■ **Data to process**
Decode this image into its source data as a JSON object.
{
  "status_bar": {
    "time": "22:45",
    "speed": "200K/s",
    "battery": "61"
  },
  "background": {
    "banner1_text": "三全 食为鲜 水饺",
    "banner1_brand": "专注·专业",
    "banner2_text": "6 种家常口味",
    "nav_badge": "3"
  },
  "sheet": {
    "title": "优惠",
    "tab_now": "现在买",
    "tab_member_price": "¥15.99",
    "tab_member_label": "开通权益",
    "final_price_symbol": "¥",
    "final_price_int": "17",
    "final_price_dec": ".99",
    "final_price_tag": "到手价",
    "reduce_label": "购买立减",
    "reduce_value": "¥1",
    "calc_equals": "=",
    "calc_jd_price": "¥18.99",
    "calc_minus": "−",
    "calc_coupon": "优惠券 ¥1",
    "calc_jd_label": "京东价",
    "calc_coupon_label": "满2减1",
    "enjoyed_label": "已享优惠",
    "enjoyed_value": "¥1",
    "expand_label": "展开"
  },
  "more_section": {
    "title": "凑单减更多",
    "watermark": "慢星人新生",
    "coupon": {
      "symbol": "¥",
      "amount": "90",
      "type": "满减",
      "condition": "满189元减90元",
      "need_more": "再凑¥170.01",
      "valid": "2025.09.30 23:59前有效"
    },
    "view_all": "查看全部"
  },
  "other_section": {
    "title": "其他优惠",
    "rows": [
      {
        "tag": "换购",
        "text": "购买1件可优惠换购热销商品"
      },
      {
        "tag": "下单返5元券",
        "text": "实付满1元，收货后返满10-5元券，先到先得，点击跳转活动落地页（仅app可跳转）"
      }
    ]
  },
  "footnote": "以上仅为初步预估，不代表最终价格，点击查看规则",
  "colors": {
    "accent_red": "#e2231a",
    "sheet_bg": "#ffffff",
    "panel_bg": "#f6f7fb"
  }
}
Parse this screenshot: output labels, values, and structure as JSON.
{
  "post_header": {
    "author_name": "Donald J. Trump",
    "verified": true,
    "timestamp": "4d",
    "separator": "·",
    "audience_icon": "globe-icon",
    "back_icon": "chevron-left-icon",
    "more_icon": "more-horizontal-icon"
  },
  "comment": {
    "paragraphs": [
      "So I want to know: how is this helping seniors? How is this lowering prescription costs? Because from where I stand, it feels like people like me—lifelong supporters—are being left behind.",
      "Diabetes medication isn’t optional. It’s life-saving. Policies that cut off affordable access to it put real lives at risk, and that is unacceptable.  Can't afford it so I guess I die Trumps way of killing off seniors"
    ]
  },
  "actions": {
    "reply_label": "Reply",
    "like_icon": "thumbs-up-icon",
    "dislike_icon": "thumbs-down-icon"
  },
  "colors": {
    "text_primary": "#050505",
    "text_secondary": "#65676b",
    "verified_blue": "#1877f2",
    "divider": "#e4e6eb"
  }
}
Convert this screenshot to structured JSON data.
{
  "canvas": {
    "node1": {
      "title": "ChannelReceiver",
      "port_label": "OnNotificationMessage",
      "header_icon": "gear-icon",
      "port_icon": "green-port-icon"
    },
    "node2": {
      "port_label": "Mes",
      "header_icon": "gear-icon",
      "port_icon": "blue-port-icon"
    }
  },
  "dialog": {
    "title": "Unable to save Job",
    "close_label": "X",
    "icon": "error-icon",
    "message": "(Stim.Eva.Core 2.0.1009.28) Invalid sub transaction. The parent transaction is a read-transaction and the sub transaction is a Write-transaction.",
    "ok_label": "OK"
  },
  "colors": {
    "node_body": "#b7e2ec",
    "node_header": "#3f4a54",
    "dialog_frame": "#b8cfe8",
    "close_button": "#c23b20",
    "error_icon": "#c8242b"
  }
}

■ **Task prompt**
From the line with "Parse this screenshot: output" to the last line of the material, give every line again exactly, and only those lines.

■ **Response to the task**
Parse this screenshot: output labels, values, and structure as JSON.
{
  "post_header": {
    "author_name": "Donald J. Trump",
    "verified": true,
    "timestamp": "4d",
    "separator": "·",
    "audience_icon": "globe-icon",
    "back_icon": "chevron-left-icon",
    "more_icon": "more-horizontal-icon"
  },
  "comment": {
    "paragraphs": [
      "So I want to know: how is this helping seniors? How is this lowering prescription costs? Because from where I stand, it feels like people like me—lifelong supporters—are being left behind.",
      "Diabetes medication isn’t optional. It’s life-saving. Policies that cut off affordable access to it put real lives at risk, and that is unacceptable.  Can't afford it so I guess I die Trumps way of killing off seniors"
    ]
  },
  "actions": {
    "reply_label": "Reply",
    "like_icon": "thumbs-up-icon",
    "dislike_icon": "thumbs-down-icon"
  },
  "colors": {
    "text_primary": "#050505",
    "text_secondary": "#65676b",
    "verified_blue": "#1877f2",
    "divider": "#e4e6eb"
  }
}
Convert this screenshot to structured JSON data.
{
  "canvas": {
    "node1": {
      "title": "ChannelReceiver",
      "port_label": "OnNotificationMessage",
      "header_icon": "gear-icon",
      "port_icon": "green-port-icon"
    },
    "node2": {
      "port_label": "Mes",
      "header_icon": "gear-icon",
      "port_icon": "blue-port-icon"
    }
  },
  "dialog": {
    "title": "Unable to save Job",
    "close_label": "X",
    "icon": "error-icon",
    "message": "(Stim.Eva.Core 2.0.1009.28) Invalid sub transaction. The parent transaction is a read-transaction and the sub transaction is a Write-transaction.",
    "ok_label": "OK"
  },
  "colors": {
    "node_body": "#b7e2ec",
    "node_header": "#3f4a54",
    "dialog_frame": "#b8cfe8",
    "close_button": "#c23b20",
    "error_icon": "#c8242b"
  }
}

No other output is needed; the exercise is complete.